Guineai/ˈɡɪni/, officially the Republic of Guinea (French:République de Guinée), is a country in West Africa. Formerly known as French Guinea (French:Guinée française), the modern country is sometimes referred to as Guinea-Conakry in order to distinguish it from other parts of the wider region of the same name, such as Guinea-Bissau and Equatorial Guinea. Guinea has a population of 10.5 million and an area of 245,860 square kilometres (94,927sqmi).
Guinea is a predominantly Islamic country, with Muslims representing 85 percent of the population. Guinea's people belong to twenty-four ethnic groups. French, the official language of Guinea, is the main language of communication in schools, in government administration, in the media, and among the country's security forces, but more than twenty-four indigenous languages are also spoken.
The etymology of "Guinea" is uncertain. The English term Guinea comes directly from the Portuguese word Guiné, which emerged in the mid-15th century to refer to the lands inhabited by the Guineus, a generic term for the black African peoples south of the Senegal River (as opposed to the 'tawny' ZenagaBerbers, north of it, whom they called Azenegues or Moors). The term "Guinea" is extensively used in the 1453 chronicle of Gomes Eanes de Zurara.
King John II of Portugal took up the title of Senhor da Guiné (Lord of Guinea) from 1483. It is believed the Portuguese borrowed Guineus from the Berber term Ghinawen (sometimes Arabized as Guinauha or Genewah) meaning "the burnt people" (analogous to the Classical GreekAithiops, "of the burned face"). The Berber terms "aginaw" or "Akal n-Iguinawen" mean "black" or "land of the blacks."

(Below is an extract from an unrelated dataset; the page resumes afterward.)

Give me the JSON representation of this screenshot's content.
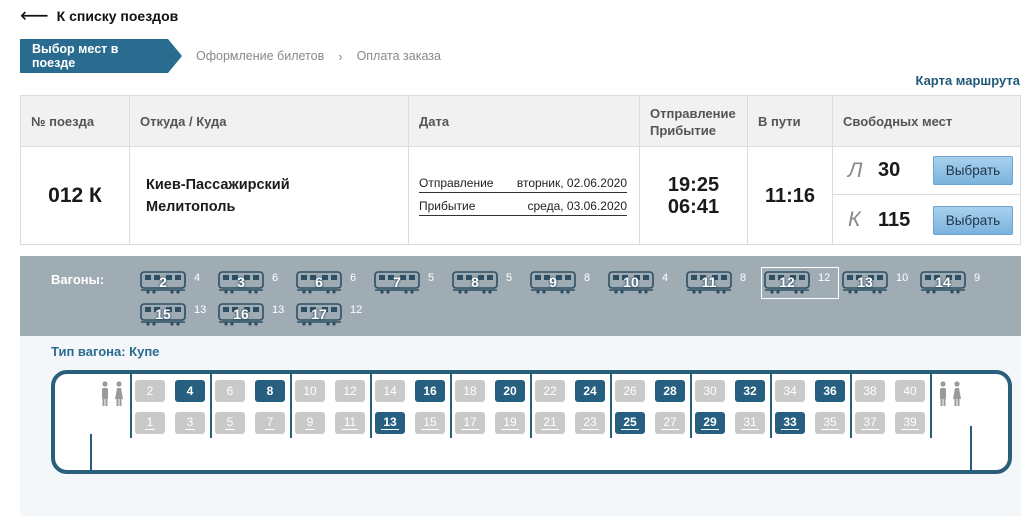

The guinea is a coin of approximately one quarter ounce of gold that was minted in the Kingdom of England and later in the Kingdom of Great Britain and the United Kingdom between 1663 and 1814. It was the first English machine-struck gold coin, originally worth one pound sterling, equal to twenty shillings, but rises in the price of gold relative to silver caused the value of the guinea to increase, at times to as high as thirty shillings. From 1717 to 1816, its value was officially fixed at twenty-one shillings. Then, Great Britain adopted the gold standard and guinea became a colloquial or specialised term.
The name came from the Guinea region in West Africa, where much of the gold used to make the coins originated. Although no longer circulated, the term guinea survives in some circles, notably horse racing, and in the sale of rams to mean an amount of one pound and one shilling (21 shillings) or one pound and five pence in decimalised currency. The name also forms the basis for the Arabic word for the Egyptian poundالجنيهel-Genēh / el-Geni, as a sum of 100 qirsh (one pound) was worth approximately 21 shillings at the end of the 19th century.

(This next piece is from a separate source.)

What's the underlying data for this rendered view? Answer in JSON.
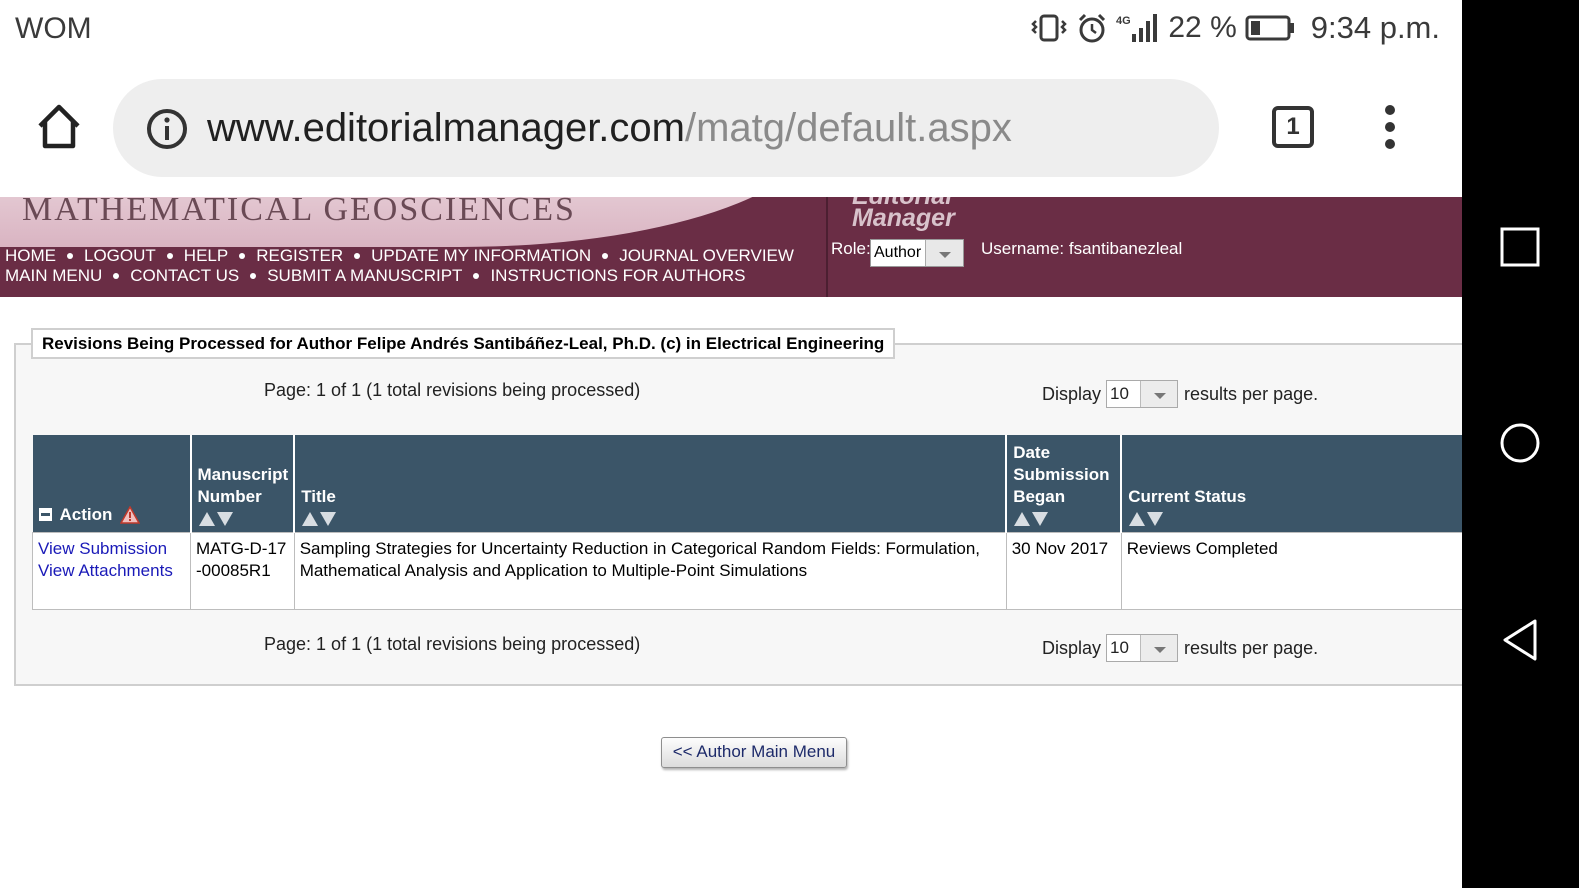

Now 25, she travelled to Kuwait in 2018 with a group of other women, some of whom had taken loans to pay for passports and medical checks ... He said the women suffer from a range of medical issues ... She got a bus to Conakry in neighbouring Guinea, then boarded a flight with about 100 other African women.

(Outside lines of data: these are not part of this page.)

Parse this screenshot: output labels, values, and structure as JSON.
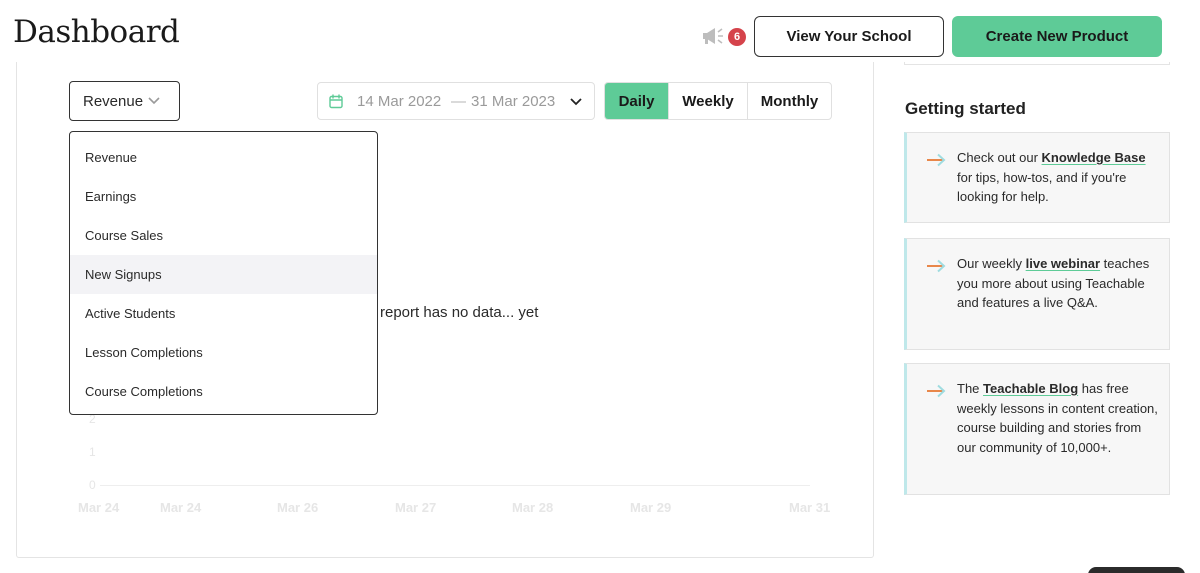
{
  "header": {
    "title": "Dashboard",
    "announcements_icon": "megaphone-icon",
    "notification_count": "6",
    "view_school_label": "View Your School",
    "create_product_label": "Create New Product"
  },
  "colors": {
    "accent": "#5ecb97",
    "badge": "#d5434b",
    "tip_arrow_orange": "#e8874a",
    "tip_arrow_teal": "#9fdce0"
  },
  "report": {
    "metric_selected": "Revenue",
    "metric_options": [
      "Revenue",
      "Earnings",
      "Course Sales",
      "New Signups",
      "Active Students",
      "Lesson Completions",
      "Course Completions"
    ],
    "hovered_option": "New Signups",
    "date_start": "14 Mar 2022",
    "date_separator": "—",
    "date_end": "31 Mar 2023",
    "intervals": [
      "Daily",
      "Weekly",
      "Monthly"
    ],
    "active_interval": "Daily",
    "empty_message": "report has no data... yet",
    "y_ticks": [
      "2",
      "1",
      "0"
    ],
    "x_ticks": [
      "Mar 24",
      "Mar 24",
      "Mar 26",
      "Mar 27",
      "Mar 28",
      "Mar 29",
      "Mar 31"
    ]
  },
  "getting_started": {
    "title": "Getting started",
    "tips": [
      {
        "pre": "Check out our ",
        "link": "Knowledge Base",
        "post": " for tips, how-tos, and if you're looking for help."
      },
      {
        "pre": "Our weekly ",
        "link": "live webinar",
        "post": " teaches you more about using Teachable and features a live Q&A."
      },
      {
        "pre": "The ",
        "link": "Teachable Blog",
        "post": " has free weekly lessons in content creation, course building and stories from our community of 10,000+."
      }
    ]
  }
}
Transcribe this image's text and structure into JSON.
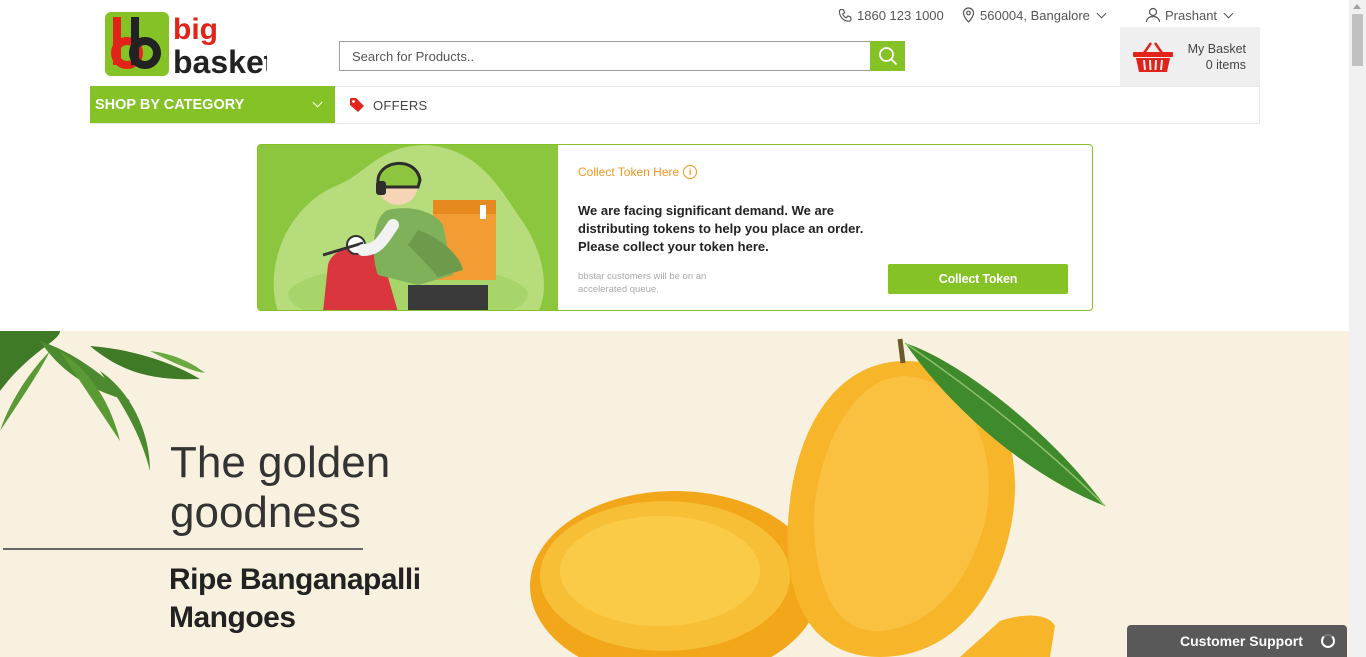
{
  "header": {
    "brand_line1": "big",
    "brand_line2": "basket",
    "phone": "1860 123 1000",
    "location": "560004, Bangalore",
    "user": "Prashant",
    "search_placeholder": "Search for Products..",
    "basket_label": "My Basket",
    "basket_count": "0 items"
  },
  "nav": {
    "shop_by_category": "SHOP BY CATEGORY",
    "offers": "OFFERS"
  },
  "token_card": {
    "title": "Collect Token Here",
    "message": "We are facing significant demand. We are distributing tokens to help you place an order. Please collect your token here.",
    "note": "bbstar customers will be on an accelerated queue.",
    "button": "Collect Token"
  },
  "hero": {
    "heading": "The golden goodness",
    "subheading": "Ripe Banganapalli Mangoes"
  },
  "support": {
    "label": "Customer Support"
  },
  "colors": {
    "brand_green": "#84c225",
    "brand_red": "#e2231a",
    "accent_orange": "#f7931e",
    "hero_bg": "#f8f1df"
  },
  "icons": [
    "phone-icon",
    "location-icon",
    "user-icon",
    "search-icon",
    "basket-icon",
    "tag-icon",
    "info-icon",
    "spinner-icon"
  ]
}
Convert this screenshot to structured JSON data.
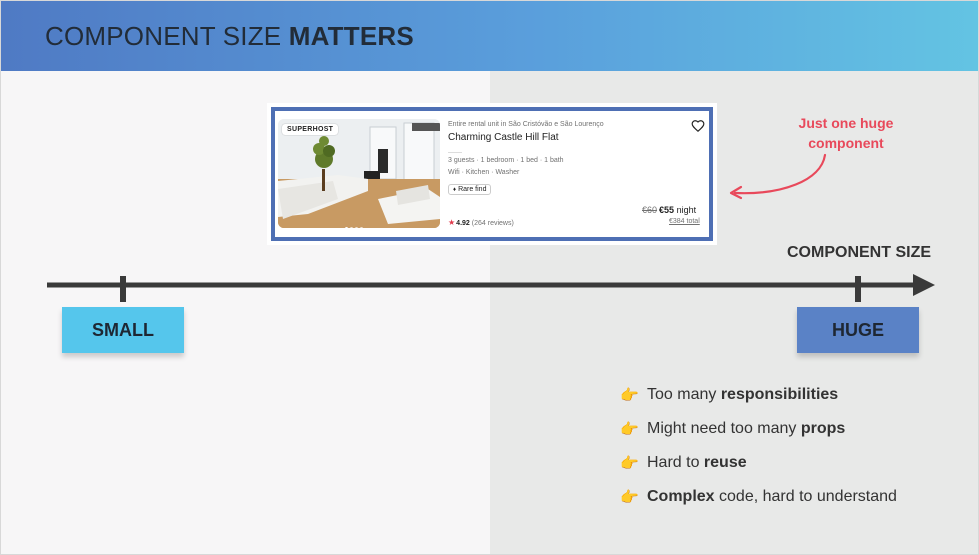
{
  "header": {
    "title_prefix": "COMPONENT SIZE ",
    "title_bold": "MATTERS"
  },
  "card": {
    "badge": "SUPERHOST",
    "subtitle": "Entire rental unit in São Cristóvão e São Lourenço",
    "title": "Charming Castle Hill Flat",
    "details": "3 guests · 1 bedroom · 1 bed · 1 bath",
    "amenities": "Wifi · Kitchen · Washer",
    "tag": "Rare find",
    "tag_icon": "gem-icon",
    "price_old": "€60",
    "price_new": "€55",
    "price_unit": " night",
    "total": "€384 total",
    "rating": "4.92",
    "reviews": "(264 reviews)",
    "heart_icon": "heart-icon"
  },
  "annotation": {
    "line1": "Just one huge",
    "line2": "component",
    "color": "#e8495b"
  },
  "axis": {
    "label": "COMPONENT SIZE",
    "low": "SMALL",
    "high": "HUGE"
  },
  "colors": {
    "small": "#55c6ec",
    "huge": "#5a82c6",
    "card_border": "#4e6fb4"
  },
  "bullets": [
    {
      "pre": "Too many ",
      "bold": "responsibilities",
      "post": ""
    },
    {
      "pre": "Might need too many ",
      "bold": "props",
      "post": ""
    },
    {
      "pre": "Hard to ",
      "bold": "reuse",
      "post": ""
    },
    {
      "pre": "",
      "bold": "Complex",
      "post": " code, hard to understand"
    }
  ],
  "bullet_icon": "pointing-hand-icon"
}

One-third of musicians were still earning nothing after restrictions on live events were lifted this summer, according to UK charity Help Musicians ... "I couldn't be in a position where I could be a guinea pig," she explained. "We had to wait until it was safe for me and I was cleared by my medical team to go back out.". ... .
A New Zealand medical and logistics support team with essential supplies to assist Papua New Guinea with its Covid-19 crisis have departed New Zealand ...There are already medical teams on the ground from Australia and Britain assisting Papua New Guinea with the medical crisis.
To receive Global Research’s Daily Newsletter (selected articles), click here ... Sen ... Twisted ... “The use of trusted and beloved figures in this propaganda assault to induce children into submitting as guinea pigs to injections with an experimental high-risk zero-liability medical product with no proven benefits for kids is unconscionable and revolting.
The lawsuit argues the vaccine mandate violates the plaintiffs’ constitutional and federal statutory rights because it “undermines their bodily integrity and autonomy and conditions their employment on their willingness to take what for them and those working with them is a medically unnecessary vaccine.”.
Australia continues to provide medical support to Papua New Guinea for the fight against Covid-19 ... Australia has dispatched another Medical Assistance Team to PNG, the sixth such deployment to assist its neighbour since the pandemic began ... Last week, a British emergency medical ...
... with blood donation and mistrust of medical providers all raise substantial hurdles.” ... “A lot of Black people, they don’t really fool with the health care system,” Wyant said, acknowledging the nation’s history of using them as medical guinea pigs.
Noting that this year also marks the 50th anniversary of the dispatch of China's first medical team to Equatorial Guinea, he said Chinese medical teams have made important contributions to improving his country's medical care capacity and protecting the health of its ...